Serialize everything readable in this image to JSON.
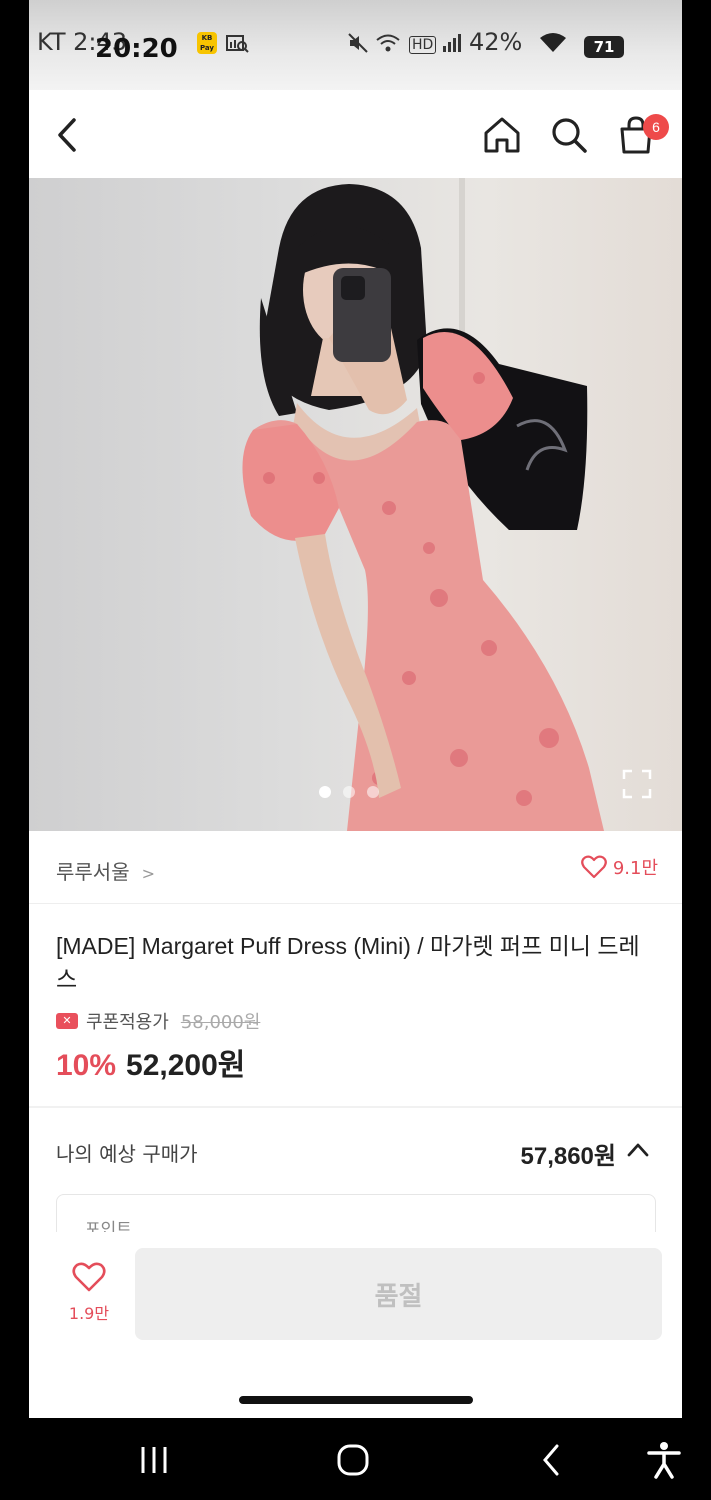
{
  "status_bar": {
    "carrier": "KT 2:43",
    "time": "20:20",
    "pay_label": "KB Pay",
    "battery_pct": "42%",
    "battery_level": "71"
  },
  "header": {
    "cart_count": "6",
    "icons": [
      "back-icon",
      "home-icon",
      "search-icon",
      "cart-icon"
    ]
  },
  "gallery": {
    "image_count": 3,
    "active_index": 0
  },
  "brand": {
    "name": "루루서울",
    "chevron": ">",
    "likes": "9.1만"
  },
  "product": {
    "title": "[MADE] Margaret Puff Dress (Mini) / 마가렛 퍼프 미니 드레스",
    "coupon_label": "쿠폰적용가",
    "original_price": "58,000원",
    "discount": "10%",
    "price": "52,200원"
  },
  "expected_price": {
    "label": "나의 예상 구매가",
    "value": "57,860원"
  },
  "points_box": {
    "label": "포인트"
  },
  "action_bar": {
    "wish_count": "1.9만",
    "sold_out_label": "품절"
  },
  "colors": {
    "accent": "#e44d5a",
    "badge": "#ee4a4a"
  }
}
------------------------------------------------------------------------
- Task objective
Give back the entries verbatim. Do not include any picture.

- Answer to this task
Serialize everything readable in this image to JSON.
{
  "status_bar": {
    "carrier": "KT 2:43",
    "time": "20:20",
    "pay_label": "KB Pay",
    "battery_pct": "42%",
    "battery_level": "71"
  },
  "header": {
    "cart_count": "6",
    "icons": [
      "back-icon",
      "home-icon",
      "search-icon",
      "cart-icon"
    ]
  },
  "gallery": {
    "image_count": 3,
    "active_index": 0
  },
  "brand": {
    "name": "루루서울",
    "chevron": ">",
    "likes": "9.1만"
  },
  "product": {
    "title": "[MADE] Margaret Puff Dress (Mini) / 마가렛 퍼프 미니 드레스",
    "coupon_label": "쿠폰적용가",
    "original_price": "58,000원",
    "discount": "10%",
    "price": "52,200원"
  },
  "expected_price": {
    "label": "나의 예상 구매가",
    "value": "57,860원"
  },
  "points_box": {
    "label": "포인트"
  },
  "action_bar": {
    "wish_count": "1.9만",
    "sold_out_label": "품절"
  },
  "colors": {
    "accent": "#e44d5a",
    "badge": "#ee4a4a"
  }
}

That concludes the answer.